Guess what’s alive and present in our collaboration tool? Those blasted yellow notes. We reveal our lack of imagination as providers by not doing much besides adding electricity to existing solutions. And we demonstrate our lack of imagination as users by using digital solutions as if they were not.

We build most of our digital interfaces upon principles of recognition. The only thing coloured squares do in terms of collaboration, creativity or productivity is to help us fall into the restrictive modes and flows that paper imposes. Imitate limits, and we will recognise and behave as if they were real.

It’s not the tools that make us better. They can enable improvement, and we can improve them, but it depends on how we use them and if we want to shape the tools around what we want to achieve or continue to let them shape our processes.

Outside the yellow square #

Sharing of ideas is communication, not harvesting. It requires context, explanation and understanding, just like any piece of information with a purpose. The purpose of an idea is to foster more ideas until there is enough to act. We can’t do that unless we break processes that alleviate us from understanding and working with each other’s ideas.

Organise by goal #

Learn to recognise whether you are doing a survey or a collaboration. Then facilitate accordingly. Meetings can be emails, input can be forms and twenty people rarely collaborate productively.

Organise smaller groups. Everything doesn’t have to be for everyone at once. Every person added to a group changes the total. Talking one-on-one is also a good option; it can be what helps people relax enough to be creative together.

No more brainstorming #

How many times have you had a well of ideas after an idea meeting? Or how often has someone shown up with a finished solution, and the rest don’t have the time to counter it, turning the entire session into theatre? Give people assignments and problems, plant seeds, and ask a question. Give them something to spark ideas. Expect people to prepare. Then gather them to share and generate more ideas together. Repeat if necessary.

Brains over tools #

Pens and paper are mostly useless, but digital isn’t a replacement. No tool will improve lousy communication or a bad technique for generating ideas. Small or big notes don’t matter; people and their brains matter.

Safe invisibility #

People experience different thresholds for participation. When people are afraid or hesitant to speak up, it’s a severe issue. If the tools allow people who normally wouldn’t speak up to contribute, you have a culture or format problem. Tech doesn’t solve that.

If it’s not cultural, we must find ways for people to participate. Dumping a thought onto a piece of paper doesn’t help if the person isn’t enabled to elaborate afterwards. It just becomes a cover where it looks like everyone is heard. While the invisible stay invisible.

Push and invite #

A lack of gatekeeping doesn’t mean there isn’t a threshold. Make and display a culture where it’s safe to share and discuss. Some people are less prone to share. Some people need to be pushed a little bit. Some people need to be invited.

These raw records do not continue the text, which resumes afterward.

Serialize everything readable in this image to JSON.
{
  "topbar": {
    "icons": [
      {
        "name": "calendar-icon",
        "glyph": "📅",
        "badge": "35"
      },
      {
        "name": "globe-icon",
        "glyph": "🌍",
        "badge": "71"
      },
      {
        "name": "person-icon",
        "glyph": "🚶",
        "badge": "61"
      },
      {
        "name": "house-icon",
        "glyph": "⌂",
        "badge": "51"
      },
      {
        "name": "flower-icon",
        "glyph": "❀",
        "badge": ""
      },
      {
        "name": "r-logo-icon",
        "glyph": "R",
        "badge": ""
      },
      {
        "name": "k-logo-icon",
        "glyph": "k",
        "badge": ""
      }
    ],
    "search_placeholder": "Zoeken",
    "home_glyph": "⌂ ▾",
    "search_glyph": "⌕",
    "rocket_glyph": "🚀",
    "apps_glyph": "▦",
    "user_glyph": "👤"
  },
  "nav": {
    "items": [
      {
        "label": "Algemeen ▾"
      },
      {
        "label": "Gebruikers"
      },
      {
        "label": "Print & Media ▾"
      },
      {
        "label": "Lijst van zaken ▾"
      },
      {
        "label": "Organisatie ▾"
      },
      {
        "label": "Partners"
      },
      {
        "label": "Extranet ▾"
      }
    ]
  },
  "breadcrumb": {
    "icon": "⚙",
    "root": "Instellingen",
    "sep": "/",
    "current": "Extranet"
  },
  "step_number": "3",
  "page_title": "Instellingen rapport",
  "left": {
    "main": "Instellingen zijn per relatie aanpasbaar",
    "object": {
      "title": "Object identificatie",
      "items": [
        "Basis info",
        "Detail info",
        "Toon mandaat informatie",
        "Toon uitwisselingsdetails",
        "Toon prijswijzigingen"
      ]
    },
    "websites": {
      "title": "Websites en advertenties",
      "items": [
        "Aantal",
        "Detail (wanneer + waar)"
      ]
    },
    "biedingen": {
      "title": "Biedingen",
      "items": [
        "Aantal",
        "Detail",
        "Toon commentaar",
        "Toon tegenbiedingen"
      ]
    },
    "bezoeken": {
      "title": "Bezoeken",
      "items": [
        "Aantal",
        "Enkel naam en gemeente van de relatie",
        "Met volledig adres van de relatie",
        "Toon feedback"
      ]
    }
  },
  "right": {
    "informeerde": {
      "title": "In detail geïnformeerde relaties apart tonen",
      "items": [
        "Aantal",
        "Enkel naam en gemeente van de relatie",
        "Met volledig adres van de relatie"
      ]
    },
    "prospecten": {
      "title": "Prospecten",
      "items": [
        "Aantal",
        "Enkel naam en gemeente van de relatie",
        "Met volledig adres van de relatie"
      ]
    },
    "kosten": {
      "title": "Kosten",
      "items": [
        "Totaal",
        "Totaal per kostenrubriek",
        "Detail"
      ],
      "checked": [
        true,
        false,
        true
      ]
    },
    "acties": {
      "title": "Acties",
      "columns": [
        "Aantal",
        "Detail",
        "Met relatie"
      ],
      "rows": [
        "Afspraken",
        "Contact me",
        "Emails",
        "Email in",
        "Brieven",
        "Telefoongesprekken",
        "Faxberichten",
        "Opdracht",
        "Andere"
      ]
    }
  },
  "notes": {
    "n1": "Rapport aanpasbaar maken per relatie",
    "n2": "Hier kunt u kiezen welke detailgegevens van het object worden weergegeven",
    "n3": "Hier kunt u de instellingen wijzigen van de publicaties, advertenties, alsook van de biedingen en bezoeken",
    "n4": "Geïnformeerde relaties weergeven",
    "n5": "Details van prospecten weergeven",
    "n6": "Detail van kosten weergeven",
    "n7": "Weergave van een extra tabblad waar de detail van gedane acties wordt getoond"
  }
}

Careful with popularity #

Throw democracy out of creativity. Everyone should know that the most popular idea is not the same as the best one. Throw competitiveness out of creativity. Everyone should be aware that any idea might not make it, that most people have the same ideas, and that ideas aren’t solutions but foster ideas that can be shaped and reshaped into solutions.

Half of the goal is to help people experience that their contributions matter – being voted out does not do that; having good discussions, on the other hand, might work because then we have to deal with every idea.

Show benefits #

Arrange with participation in mind. Principles do not lead to involvement in themselves. Someone has to invite, demonstrate and show that it’s safe – and fun – and the results and effects it has. But to do so, we also have to be clear about what we’re trying to achieve and be open for it to change, as well as be open with everyone when it does.

Yellow isn’t the boss #

Do not submit to conformity by using digital tools like their analogue ancestors. Yellow square does not mean that we should limit ourselves. The digital post-it is only in our minds. Write long and elaborative.

Stream of consciousness doesn’t come in yellow.